Certainly, parts of the recently-proposed Golden Triangle Regional Development Authority — especially the amount and methods of funding for the new organization — need to be explored further, but the plan will almost certainly come to fruition.
After months of speculation, the specifics of a tri-county economic development coalition were unveiled today at East Mississippi Community College’s Lyceum Auditorium.
District 5 Supervisor Leroy Brooks Wednesday informed the Lowndes County Board of Supervisors of issues a committee will examine when conducting a comprehensive assessment of Lowndes County volunteer fire services.
Mere weeks into his new position, Ron Maloney, the new vice president for economic development for Clay County, is convinced he’s the right man for the job and has found a good fit with Clay County and the Columbus-Lowndes Development Link.
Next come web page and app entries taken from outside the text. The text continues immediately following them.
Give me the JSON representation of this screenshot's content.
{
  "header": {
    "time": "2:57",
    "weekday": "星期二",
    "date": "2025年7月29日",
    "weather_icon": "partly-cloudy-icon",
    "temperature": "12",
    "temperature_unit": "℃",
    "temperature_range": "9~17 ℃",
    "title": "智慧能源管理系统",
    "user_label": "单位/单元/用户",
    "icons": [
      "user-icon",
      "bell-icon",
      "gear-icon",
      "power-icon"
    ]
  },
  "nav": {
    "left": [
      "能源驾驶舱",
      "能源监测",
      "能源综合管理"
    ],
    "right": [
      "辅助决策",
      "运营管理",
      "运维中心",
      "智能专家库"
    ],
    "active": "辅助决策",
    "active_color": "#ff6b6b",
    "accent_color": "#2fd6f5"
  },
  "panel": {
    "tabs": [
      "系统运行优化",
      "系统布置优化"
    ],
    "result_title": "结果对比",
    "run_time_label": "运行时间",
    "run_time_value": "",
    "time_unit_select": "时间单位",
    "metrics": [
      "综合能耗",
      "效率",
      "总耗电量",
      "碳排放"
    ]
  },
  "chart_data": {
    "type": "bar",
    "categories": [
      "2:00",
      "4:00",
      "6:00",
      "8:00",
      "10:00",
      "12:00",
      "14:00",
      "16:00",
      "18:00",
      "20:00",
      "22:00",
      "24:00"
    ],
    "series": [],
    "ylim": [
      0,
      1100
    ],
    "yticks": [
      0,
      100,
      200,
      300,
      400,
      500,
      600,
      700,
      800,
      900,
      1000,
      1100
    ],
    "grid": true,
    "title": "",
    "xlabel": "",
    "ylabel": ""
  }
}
A former Columbus-Lowndes Development Link employee has found a new home as president of the Lamar County Chamber of Commerce in Paris, Texas.
The beginning of September will mark one year since a California-based solar silicon manufacturer chose Lowndes County for its sprawling new facilities. But after pushing the start date back several times, the company may soon be faced with having to request an extension or risk losing the hefty incentive package that state and local officials worked so hard to craft.
The Columbus-Lowndes Development Link is moving forward with plans to recruit industry for West Point and Clay County, securing a deal earlier this week to obtain 10 percent of the resulting tax revenues, with the remaining 90 percent divided between West Point and Clay.
The Columbus-Lowndes Development Link will be adding new staff members in the coming months.
Southern Business & Development has recognized Columbus as one of 10 Southern markets considered “no-brainer” locations for manufacturing in the South.